To make marmalade, peel onions, halve, and thinly slice. Thinly slice 4 garlic cloves. In large, heavy saucepan, heat butter and oil over high heat. Add onions and garlic and stir to evenly coat. Sprinkle with sugar, fresh thyme, and red pepper flakes, and stir to dissolve sugar. Bring to a boil and then reduce heat to medium. Cook, uncovered, for 45 minutes, stirring occasionally. Onions are ready when juices have evaporated and they begin to caramelize. Add wine, sherry vinegar, and Port and stir in. Continue to cook, uncovered, over medium heat for 25 minutes, or until liquid has reduced by two-thirds and onions are a deep mahogany colour. Remove and cool. Add a pinch of salt, to taste, if you wish. Cover and refrigerate until ready to serve. Marmalade can be stored in the refrigerator for up to a week. Simply reheat before serving.
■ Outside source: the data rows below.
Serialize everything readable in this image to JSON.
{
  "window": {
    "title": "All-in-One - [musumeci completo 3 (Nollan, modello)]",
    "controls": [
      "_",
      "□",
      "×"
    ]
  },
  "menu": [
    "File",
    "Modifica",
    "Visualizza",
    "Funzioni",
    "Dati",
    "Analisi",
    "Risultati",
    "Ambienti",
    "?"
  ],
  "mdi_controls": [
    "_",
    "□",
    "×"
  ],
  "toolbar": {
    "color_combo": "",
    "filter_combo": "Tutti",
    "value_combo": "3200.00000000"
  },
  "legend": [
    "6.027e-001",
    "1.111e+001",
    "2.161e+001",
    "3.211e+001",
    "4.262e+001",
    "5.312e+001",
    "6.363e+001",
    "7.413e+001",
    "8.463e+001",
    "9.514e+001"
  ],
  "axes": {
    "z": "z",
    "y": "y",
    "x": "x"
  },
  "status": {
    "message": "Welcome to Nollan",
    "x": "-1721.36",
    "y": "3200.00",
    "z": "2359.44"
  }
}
To make meatballs, preheat oven to 400 F (200 C). Line baking sheet with parchment paper.
In small saucepan, heat 1 Tbsp (15 mL) oil. Add minced shallots and garlic and sauté briefly until soft. Transfer to large mixing bowl along with remaining ingredients, except ground beef and chives. Stir together to blend. Add ground beef and, using your hands, work in seasoning mixture until evenly blended. Shape into 1 Tbsp (15 mL)-sized balls. You should have about 22 meatballs.
On parchment-lined baking sheet, place meatballs in single layer, making sure they don’t touch one another to allow for even browning during baking. Bake, uncovered, for 20 to 25 minutes, or until centre of meatballs read 160 F (320 C) when tested with a meat thermometer.
Place meatballs on serving platter and spoon marmalade overtop. Sprinkle with chives and serve with bamboo skewers.
Ever thought about making burgers as an appetizer or as a potluck meal for friends and family? Try making your favourite burger into bite-sized portions. They might be small in size, but they won’t be small in flavour. These burgers also pair well with a Greek salad for a delicious mid-week lunch or dinner. Fresh is best Squeeze fresh lemon on patties while cooking to give them the fresh zing of citrus.
What worldwide vacation is complete without a stop in Italy? Dad won’t miss the meat in this flavourful mushroom alternative complete with Italian spices and a zesty vegetable tapenade. Portobellos have a uniquely “meaty” texture and act as a sponge to lock in loads of flavour. This meaty plant-based burger is sure to become a favourite—even with any meat-lovers in your life. Custom-made! Don’t be afraid to customize your burger buns to fit your patties. If your bun’s too big, trim off excess and save the trimmed bits of bread, but don’t discard. Instead, cut into small cubes; drizzle with some olive oil, sea salt, and seasonings of choice; bake at 350 F (180 C) for 10 to 15 minutes, and you’ll have delicious homemade croutons for use in soups and salads throughout the week.
Next stop, Asia! This shrimp burger combines classic Asian flavours with unique toppings for rich umami flavour with the saltiness of the ocean. Whether served on a bun or over rice in a more traditional Asian-style meal, try some unique miso yogurt or wasabi mayo dressing for a fabulous flavour bomb. Keep those burgers juicy Place raw patties on a plate or tray, and cover and freeze or refrigerate for 15 to 30 minutes to keep them together and to lock in moisture.
While on your burger journey, visit Jamaica, where you’ll find the spicy jerk flavours native to this beautiful island. Maple syrup adds a unique, sticky sweetness, while fresh lime juice highlights the fresh, tangy flavours of the Caribbean. Try making your own jerk seasoning or purchase store-bought for an easy shortcut.